Inhibition of T-cell activation by retinal pigment epithelial cells derived from induced pluripotent stem cells.Invest Ophthalmol Vis Sci. 2015 Jan 20; 56(2):1051-62.IO
The purpose of this study was to determine whether human retinal pigment epithelial (RPE) cells from induced pluripotent stem (iPS) cells could inhibit T-cell activation in vitro.
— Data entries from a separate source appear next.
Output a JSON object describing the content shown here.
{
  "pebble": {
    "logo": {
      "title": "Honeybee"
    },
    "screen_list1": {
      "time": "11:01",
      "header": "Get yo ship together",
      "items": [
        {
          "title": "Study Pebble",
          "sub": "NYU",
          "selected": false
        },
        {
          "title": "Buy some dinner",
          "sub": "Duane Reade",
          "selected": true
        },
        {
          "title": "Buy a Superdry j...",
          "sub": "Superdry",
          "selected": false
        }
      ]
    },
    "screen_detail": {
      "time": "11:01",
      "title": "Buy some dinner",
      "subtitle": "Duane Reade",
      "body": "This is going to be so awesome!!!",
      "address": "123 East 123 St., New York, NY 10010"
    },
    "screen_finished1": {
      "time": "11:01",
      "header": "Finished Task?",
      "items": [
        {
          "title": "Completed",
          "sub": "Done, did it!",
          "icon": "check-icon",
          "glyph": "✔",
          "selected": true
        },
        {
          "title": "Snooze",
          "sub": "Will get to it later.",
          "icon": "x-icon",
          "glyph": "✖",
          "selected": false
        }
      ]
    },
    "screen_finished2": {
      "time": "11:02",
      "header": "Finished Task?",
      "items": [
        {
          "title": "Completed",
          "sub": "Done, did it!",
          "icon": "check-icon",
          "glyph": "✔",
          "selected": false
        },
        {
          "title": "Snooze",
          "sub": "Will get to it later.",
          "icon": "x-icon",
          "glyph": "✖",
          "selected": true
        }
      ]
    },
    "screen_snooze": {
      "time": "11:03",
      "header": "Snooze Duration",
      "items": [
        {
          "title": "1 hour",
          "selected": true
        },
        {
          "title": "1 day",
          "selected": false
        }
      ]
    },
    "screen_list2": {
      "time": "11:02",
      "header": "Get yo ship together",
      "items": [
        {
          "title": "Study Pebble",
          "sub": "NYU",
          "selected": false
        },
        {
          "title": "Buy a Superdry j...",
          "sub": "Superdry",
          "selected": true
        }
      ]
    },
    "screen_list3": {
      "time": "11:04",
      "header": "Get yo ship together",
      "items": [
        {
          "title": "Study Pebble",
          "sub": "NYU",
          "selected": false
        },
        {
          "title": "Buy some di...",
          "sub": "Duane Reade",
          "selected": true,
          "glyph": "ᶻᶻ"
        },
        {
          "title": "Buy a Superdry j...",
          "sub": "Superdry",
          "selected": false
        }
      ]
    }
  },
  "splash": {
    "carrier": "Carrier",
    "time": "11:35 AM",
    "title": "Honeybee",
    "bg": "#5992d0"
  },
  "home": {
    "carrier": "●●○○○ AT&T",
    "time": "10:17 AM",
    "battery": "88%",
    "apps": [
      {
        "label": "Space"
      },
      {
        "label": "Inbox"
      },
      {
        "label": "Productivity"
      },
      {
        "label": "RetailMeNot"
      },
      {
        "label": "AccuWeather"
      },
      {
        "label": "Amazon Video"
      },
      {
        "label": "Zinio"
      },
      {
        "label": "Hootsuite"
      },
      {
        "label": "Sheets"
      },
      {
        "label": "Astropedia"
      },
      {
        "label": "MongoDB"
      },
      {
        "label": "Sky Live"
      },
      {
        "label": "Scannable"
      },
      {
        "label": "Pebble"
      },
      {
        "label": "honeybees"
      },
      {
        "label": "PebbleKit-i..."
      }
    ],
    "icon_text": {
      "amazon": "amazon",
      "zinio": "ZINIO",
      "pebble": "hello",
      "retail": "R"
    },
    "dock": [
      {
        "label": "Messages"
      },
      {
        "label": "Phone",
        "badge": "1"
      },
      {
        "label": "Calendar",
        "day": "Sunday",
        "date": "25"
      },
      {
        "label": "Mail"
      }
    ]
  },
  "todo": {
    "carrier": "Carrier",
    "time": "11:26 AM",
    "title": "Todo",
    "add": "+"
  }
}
Cultured iPS-derived RPE (iPS-RPE) cells were established from fresh skin tissues or dental pulp cells obtained from healthy donors or a retinal patient after informed consent was obtained. To confirm expression of the specific markers on iPS and iPS-RPE cells, immunohistochemistry, quantitative RT-PCR (qRT-PCR), and flow cytometry were performed. Target T cells were obtained from peripheral blood mononuclear cells of healthy donors. Target T cells were assessed for proliferation by incorporation of bromodeoxyuridine or carboxyfluorescein succinimidyl ester for production of cytokines such as IFN-γ. Expression of TGFβ and other candidate molecules by iPS-RPE cells was evaluated with flow cytometry, ELISA, multiplex cytokine array, immunohistochemistry, and qRT-PCR.
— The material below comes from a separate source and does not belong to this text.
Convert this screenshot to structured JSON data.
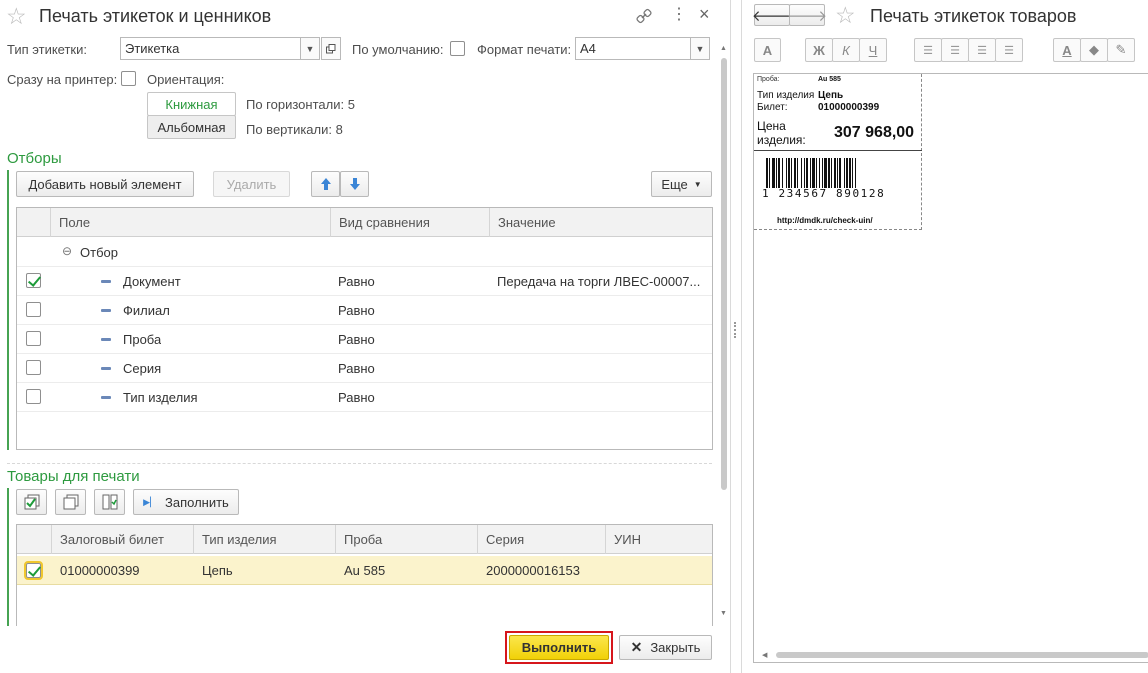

The RPE cells we established from iPS cells had many characteristics of mature RPE cells but no characteristics of pluripotent stem cells. Cultured iPS-RPE cells inhibited cell proliferation and production of IFN-γ by activated CD4(+) T cells. In some bystander T cells, iPS-derived RPE cells induced CD25(+)Foxp3(+) regulatory T cells in vitro. Induced pluripotent stem-RPE cells constitutively expressed TGFβ and suppressed activation of T cells via soluble TGFβ, because TGFβ-downregulated iPS-RPE cells did not inhibit this T-cell activation.
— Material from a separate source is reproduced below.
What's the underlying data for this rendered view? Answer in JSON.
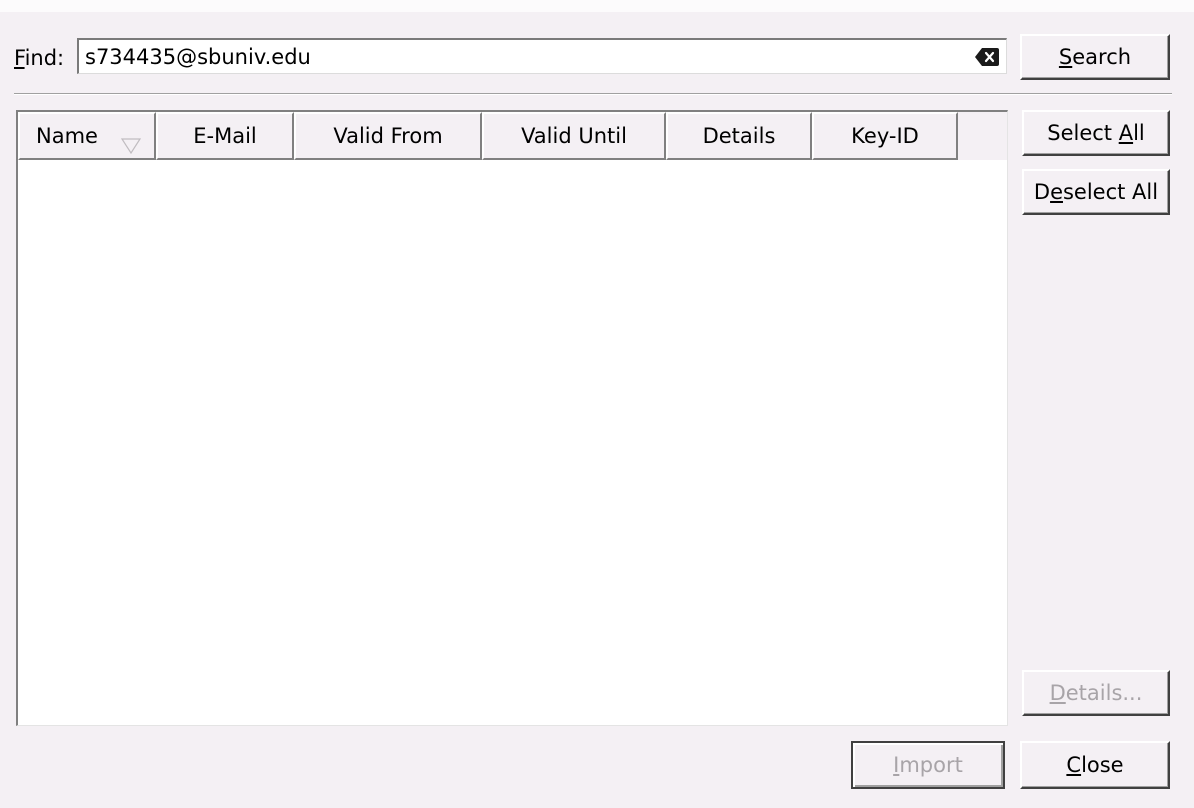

Cultured iPS-derived retinal cells fully suppress T-cell activation. Transplantation of iPS-RPE cells into the eye might be a therapy for retinal disorders.